  11. Bit of a thread resurrection! I'm looking at my flat roof buildup. Currently proposed to use the tissue faced PIR. Which VCL did you use and what glue to stick it on? Alternatively, is there any reason or issue against installing the VCL under the OSB? So once the flat roof joists are up, lay the polythene VCL over it and then screw the OSB on through the VCL? Seems like this order would avoid any issues glueing down tissue faced PIR, and the VCL still protects. Ta.
  12. Fall achieved using tapered Kingspan boards. They are paper covered rather than foil so can be adhered to. I haven't yet had a cost from the builders yet but will need to chase them up before they order anything. My initial proposal was for firrings and OSB on the top of standard foil PIR boards, especially as it'll be a green wildflower roof and we'll be walking up there every now and then to trim the plants, so with OSB on top I felt it would be a bit stronger, as I'm not too sure about walking on paper covered PIR boards directly. The builders are keen on tapered boards as everything in the roof structure can be flat and they simply plonk the Kingspan on top. It avoids the need for any extra long fixings for that top layer of OSB, which could need to 220mm+ so would be a lot quicker I guess saving some money there. Thanks for your suggested design. I've sketched it out, so is it something like this, with the supplied rebated timber sat on top:-
  13. This is one idea I have, using a 100x50 Compacfoam block. On the edge of the shuttering for the RC slab pour, a 50x50 batten is attached, creating a 50x50 rebate. The compacfoam can then sit in this rebate, and then in order to attached it to the slab, it is screwed to 15mm ply, which is then bolted to the edge of the slab. Look any good? Lot of faff for not much gain?
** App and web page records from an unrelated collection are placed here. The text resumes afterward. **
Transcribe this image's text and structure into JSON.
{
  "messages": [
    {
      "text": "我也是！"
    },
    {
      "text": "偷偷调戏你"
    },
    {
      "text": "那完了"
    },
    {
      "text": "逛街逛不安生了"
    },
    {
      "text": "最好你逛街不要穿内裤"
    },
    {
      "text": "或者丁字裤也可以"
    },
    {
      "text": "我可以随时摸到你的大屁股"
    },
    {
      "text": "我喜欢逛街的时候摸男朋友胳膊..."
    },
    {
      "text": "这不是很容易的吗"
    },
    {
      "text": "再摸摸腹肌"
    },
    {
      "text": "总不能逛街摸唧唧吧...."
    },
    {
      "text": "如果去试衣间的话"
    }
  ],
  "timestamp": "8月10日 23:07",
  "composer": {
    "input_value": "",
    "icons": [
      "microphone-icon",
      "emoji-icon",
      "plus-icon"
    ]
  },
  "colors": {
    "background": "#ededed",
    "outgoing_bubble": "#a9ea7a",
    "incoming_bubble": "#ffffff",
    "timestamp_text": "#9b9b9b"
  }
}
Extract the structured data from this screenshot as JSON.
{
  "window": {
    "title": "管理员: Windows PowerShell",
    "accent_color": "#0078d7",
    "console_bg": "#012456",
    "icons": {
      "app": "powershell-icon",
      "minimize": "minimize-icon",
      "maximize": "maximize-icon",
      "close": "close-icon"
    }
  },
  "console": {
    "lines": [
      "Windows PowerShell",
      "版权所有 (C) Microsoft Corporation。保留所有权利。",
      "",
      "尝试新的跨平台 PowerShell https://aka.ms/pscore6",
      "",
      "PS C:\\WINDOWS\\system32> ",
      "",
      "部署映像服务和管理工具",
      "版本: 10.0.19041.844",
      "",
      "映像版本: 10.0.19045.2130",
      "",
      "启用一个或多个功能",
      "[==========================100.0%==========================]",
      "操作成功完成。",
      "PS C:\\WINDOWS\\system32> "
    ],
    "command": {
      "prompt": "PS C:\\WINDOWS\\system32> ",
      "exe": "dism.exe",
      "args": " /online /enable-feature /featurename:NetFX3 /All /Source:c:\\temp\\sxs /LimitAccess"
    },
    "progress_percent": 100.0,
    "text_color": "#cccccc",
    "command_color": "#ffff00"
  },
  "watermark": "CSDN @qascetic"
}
Not going to work for some reason? Ta.
  14. Morning all, Attached below is the general detail of our foundation/slab/timber frame wall. In this wall we're planning on a 3.6m triple glazed bifold door. Question is how to position the door and reduce thermal bridging. Builders will be pouring a slab next week I think (racing along v quickly, too quickly almost!) so before that really I need to come up with any requirements for the door thresholds. Options in my mind include 1. Simply placing the door on the edge of the concrete slab/inner leaf, with a 190mm cill from the door, spanning over the 100m cavity EPS, but I think this would be the worst thermally, but in the grand scheme of things perhaps not awful? 2. Using some 12/15mm ply to create a box (already doing this for cills/jambs/heads for other windows) that then projects 50mm over the cavity/EPS, and shifting the bifold 50mm out into the cavity/EPS layer 3. Using Compacfoam somehow, perhaps as in the GBS detail, but that then requires those blocks to be ordered and threaded bars, and quite a bit of effort and prep with the pour, so could delay things a bit 4. Using Compacfoam in some other way that doesnt require threaded rods set into the slab? 5 ??? Any bright ideas would be great.
  15. So this is the sketch I've come up with:- Thanks for the replies so far. I'd not really thought about any warranty for the rooflight and would hope a different rebated seat of the same dimensions wouldn't affect the actual rooflight and warranty, but I'm sure they would use it to wriggle out of any claim. I hadnt thought about adhering the roof covering, which at the mo is going to be EPDM to the compacfoam. Anybody any ideas about this and if it could/would work? I'll do some digging for that one. If i go down that route and the epdm wont stick to compacfoam, I could alter the sketch I've done and continue the 20mm PIR up to replace the outer 20mm of the compacfoam and make the rebated section slimmer down to 50mm. Hopefully the VCL blue line I've drawn would satisfy any BCO and is in the right place.